“That’s eight years of mopping up his muddy floors after him coming in drunk from hunting – he said–and eight years of scouring the skid marks out of his saggy-ass boxers and ten years of doing every vile, terrible thing he asked me to do, too, Larry,” Audrey said. Yeah, vile, terrible things like what she next suggested we do. The following morning, those vile, terrible things required me to steal a set of sheets from a housekeeping cart and surreptitiously swap them for the percale Jackson Pollack she left behind.
I limped and my lips were numb for a week after that.
I wonder if Audrey’s here this afternoon.
I’m not in this business for any real money. That was what the NFL was supposed to be for. So I guess I don’t feel too badly about the perks of the speechifying business. Being Larry Jenkins–one-time Second Team All-Southeast Conference quarterback–and ONLY being Larry Jenkins, has left me with few career options. Especially after I wrecked my throwing shoulder my first training camp with the Browns. But I knew the truth. Five-foot-eleven free agent quarterbacks who can’t throw the deep out pattern, even before they blow out their labrums, aren’t going to make it in the NFL. Even in Cleveland. The injury gave me cover back here in the Carolinas.

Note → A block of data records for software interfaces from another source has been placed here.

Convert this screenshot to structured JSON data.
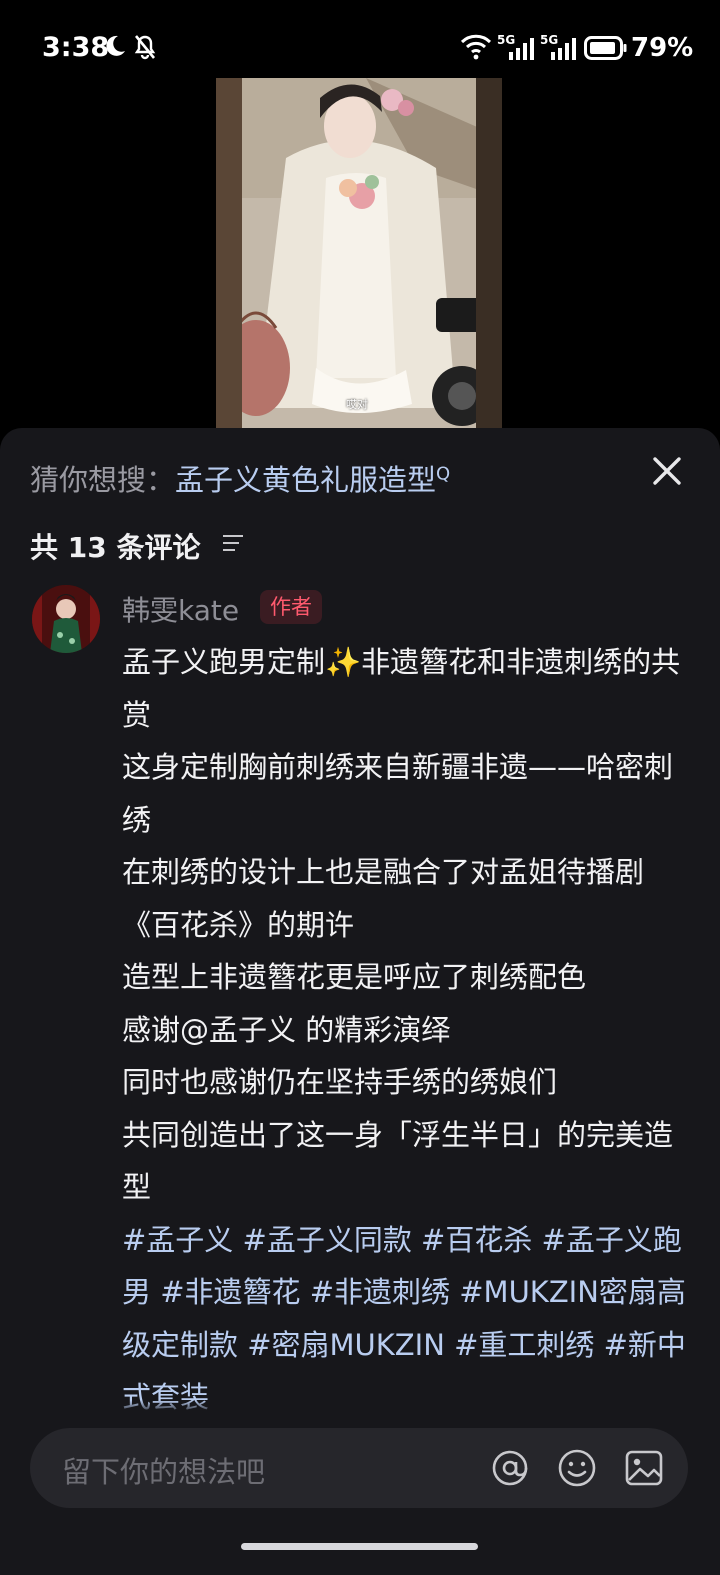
{
  "status_bar": {
    "time": "3:38",
    "battery": "79%",
    "signal_labels": [
      "5G",
      "5G"
    ],
    "icons": [
      "moon-icon",
      "bell-muted-icon",
      "wifi-icon",
      "signal-icon",
      "signal-icon",
      "battery-icon"
    ]
  },
  "video": {
    "subtitle": "哎对"
  },
  "suggest": {
    "prefix": "猜你想搜：",
    "keyword": "孟子义黄色礼服造型",
    "search_glyph": "Q"
  },
  "comments": {
    "count_label": "共 13 条评论",
    "item": {
      "author": "韩雯kate",
      "tag": "作者",
      "lines": [
        "孟子义跑男定制✨非遗簪花和非遗刺绣的共赏",
        "这身定制胸前刺绣来自新疆非遗——哈密刺绣",
        "在刺绣的设计上也是融合了对孟姐待播剧《百花杀》的期许",
        "造型上非遗簪花更是呼应了刺绣配色",
        "感谢@孟子义 的精彩演绎",
        "同时也感谢仍在坚持手绣的绣娘们",
        "共同创造出了这一身「浮生半日」的完美造型"
      ],
      "hashtags": "#孟子义 #孟子义同款 #百花杀 #孟子义跑男 #非遗簪花 #非遗刺绣 #MUKZIN密扇高级定制款 #密扇MUKZIN #重工刺绣 #新中式套装"
    }
  },
  "input": {
    "placeholder": "留下你的想法吧"
  },
  "colors": {
    "sheet_bg": "#17171b",
    "link_blue": "#b9cdf0",
    "author_tag_red": "#ff5a6e"
  }
}
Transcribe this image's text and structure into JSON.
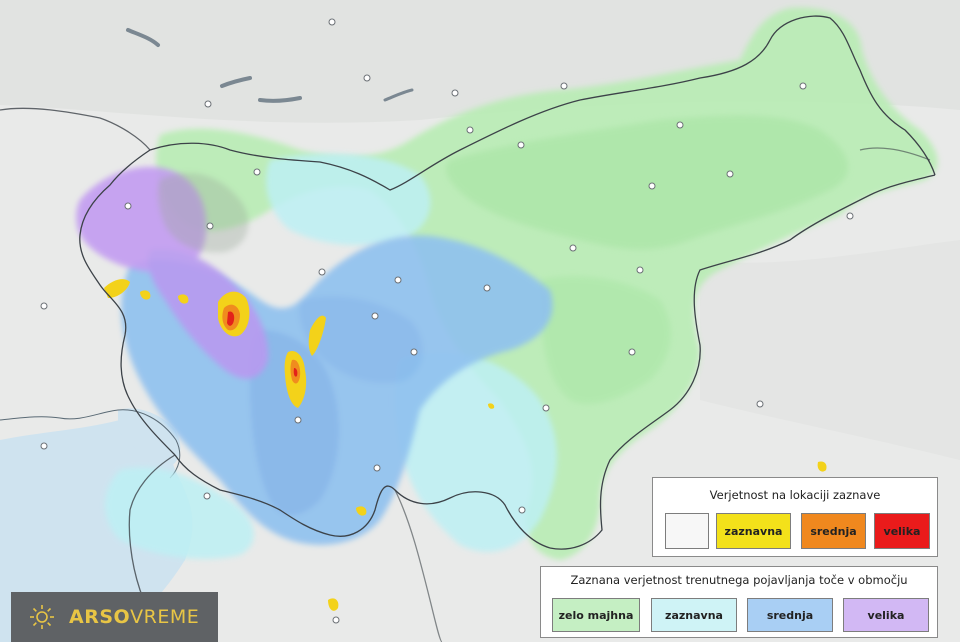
{
  "legend_location": {
    "title": "Verjetnost na lokaciji zaznave",
    "items": [
      {
        "label": "",
        "color": "#f7f7f7"
      },
      {
        "label": "zaznavna",
        "color": "#f3e11a"
      },
      {
        "label": "srednja",
        "color": "#f0881e"
      },
      {
        "label": "velika",
        "color": "#ea1b1b"
      }
    ]
  },
  "legend_area": {
    "title": "Zaznana verjetnost trenutnega pojavljanja toče v območju",
    "items": [
      {
        "label": "zelo majhna",
        "color": "#c5efc3"
      },
      {
        "label": "zaznavna",
        "color": "#cff3f6"
      },
      {
        "label": "srednja",
        "color": "#a9cff4"
      },
      {
        "label": "velika",
        "color": "#d2b8f4"
      }
    ]
  },
  "logo": {
    "part1": "ARSO",
    "part2": "VREME",
    "icon": "sun-icon",
    "color": "#e8c545"
  },
  "colors": {
    "land_outside": "#e6e7e6",
    "sea": "#cfe6f5",
    "zone_green": "#b6edb1",
    "zone_cyan": "#bdf0f4",
    "zone_blue": "#8fc1ef",
    "zone_purple": "#c39cf1",
    "hail_yellow": "#f3d21a",
    "hail_orange": "#f08c1e",
    "hail_red": "#e3221a"
  }
}
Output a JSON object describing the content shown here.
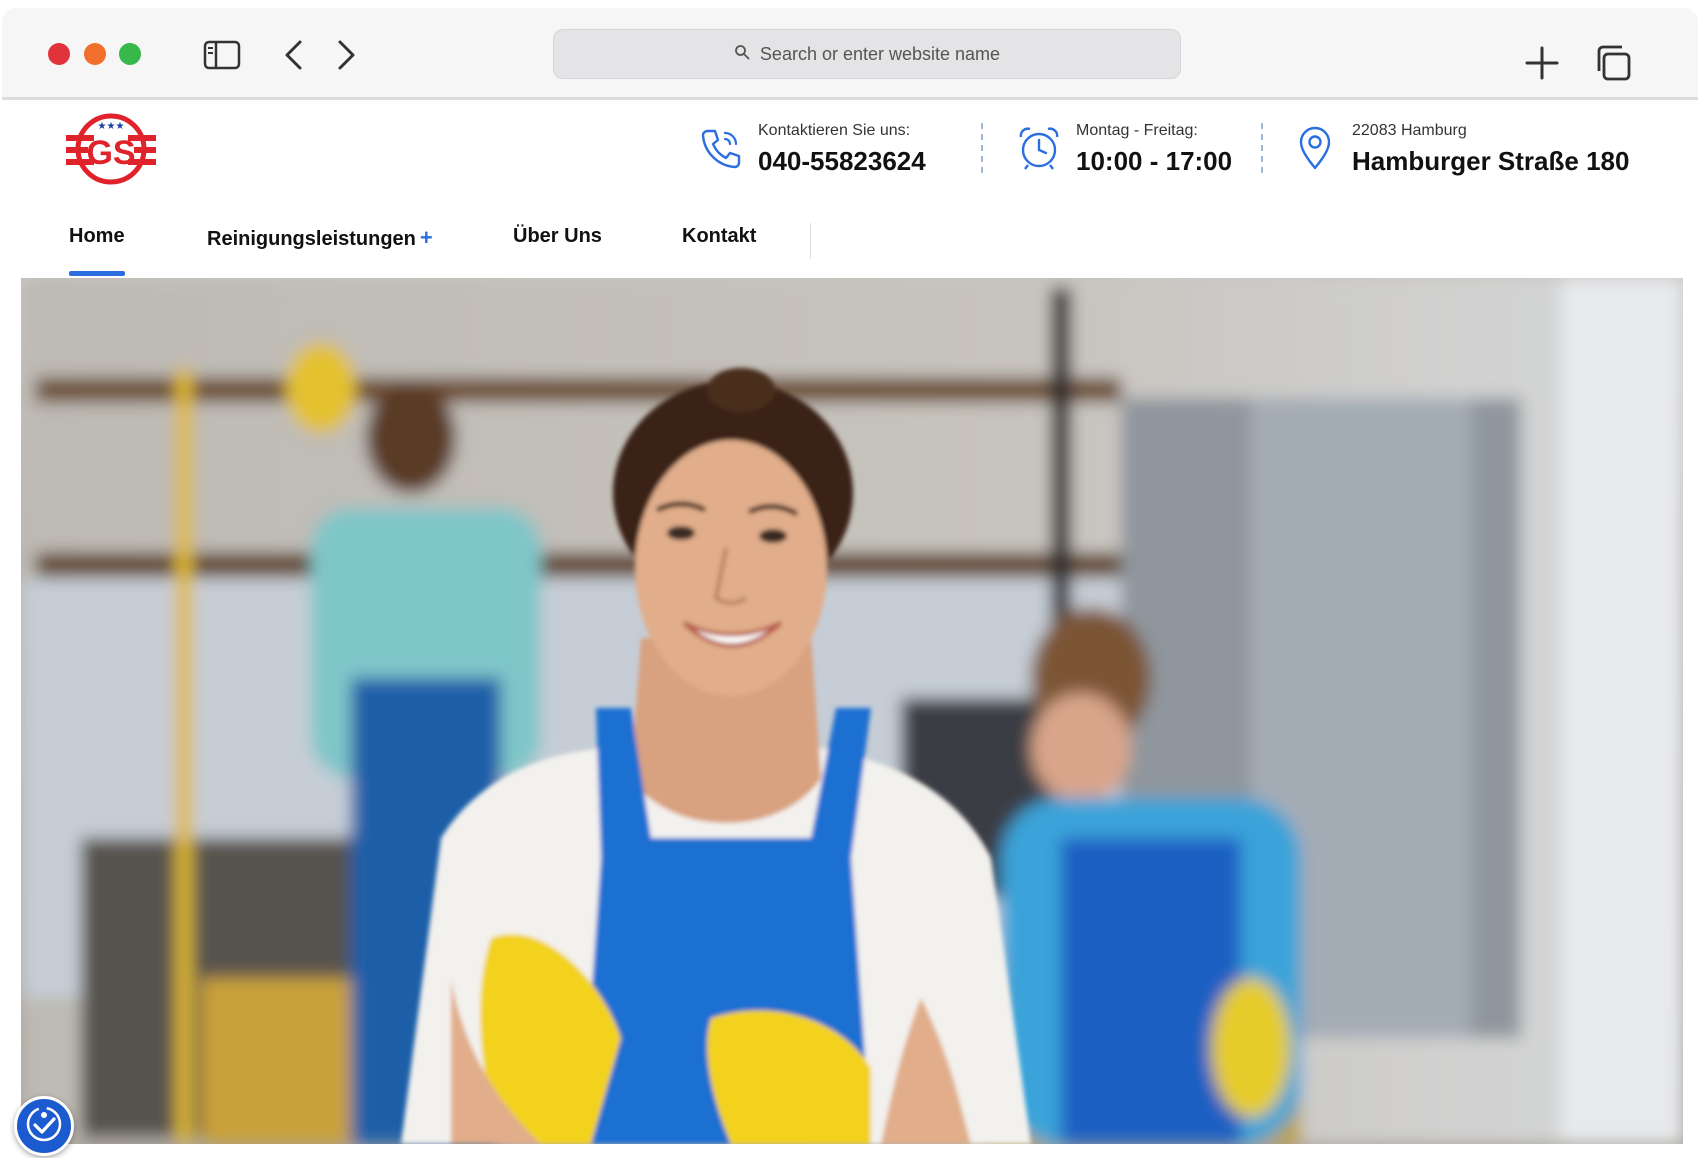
{
  "browser": {
    "url_placeholder": "Search or enter website name",
    "icons": [
      "sidebar-icon",
      "back-arrow-icon",
      "forward-arrow-icon",
      "search-icon",
      "plus-icon",
      "tabs-icon"
    ]
  },
  "header": {
    "logo_text": "GS",
    "phone": {
      "label": "Kontaktieren Sie uns:",
      "value": "040-55823624",
      "icon": "phone-icon"
    },
    "hours": {
      "label": "Montag - Freitag:",
      "value": "10:00 - 17:00",
      "icon": "alarm-clock-icon"
    },
    "address": {
      "label": "22083 Hamburg",
      "value": "Hamburger Straße 180",
      "icon": "location-pin-icon"
    }
  },
  "nav": {
    "items": [
      {
        "label": "Home",
        "active": true
      },
      {
        "label": "Reinigungsleistungen",
        "has_submenu": true,
        "submenu_symbol": "+"
      },
      {
        "label": "Über Uns"
      },
      {
        "label": "Kontakt"
      }
    ]
  },
  "hero": {
    "image": "smiling cleaning worker with blue apron and yellow gloves in kitchen, colleagues blurred in background"
  },
  "accessibility": {
    "icon": "accessibility-icon"
  },
  "colors": {
    "accent": "#2b6ee0",
    "logo_red": "#e0222b",
    "apron_blue": "#1f6fd1",
    "glove_yellow": "#f2d21a"
  }
}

I wasn’t too good at math—I had tutors and a couple of exam-taking stand-ins back in college—but even I could add two and two and come up with an answer to my post-athletic career. I decided to trade on my erstwhile fame and program-cover looks for a living.
I learned to use words like “erstwhile” from the Dale Carnegie course my agent made me take while I was rehabbing my shoulder. He knew a loser when he saw one, too.
So here I am, twelve years after throwing my last ruptured duck incompletion in a meaningless scrimmage in someplace called Berea, Ohio. I have become a Toyota/Kia sales associate for my Uncle Lamar and a mid-rung, well lower mid-rung, motivational speaker for myself.
So if I can catch a little affection from some woman who used to hang my face inside her locker and inside her teenaged dreams, well, maybe we both are getting what we need out of life. At least for that moment….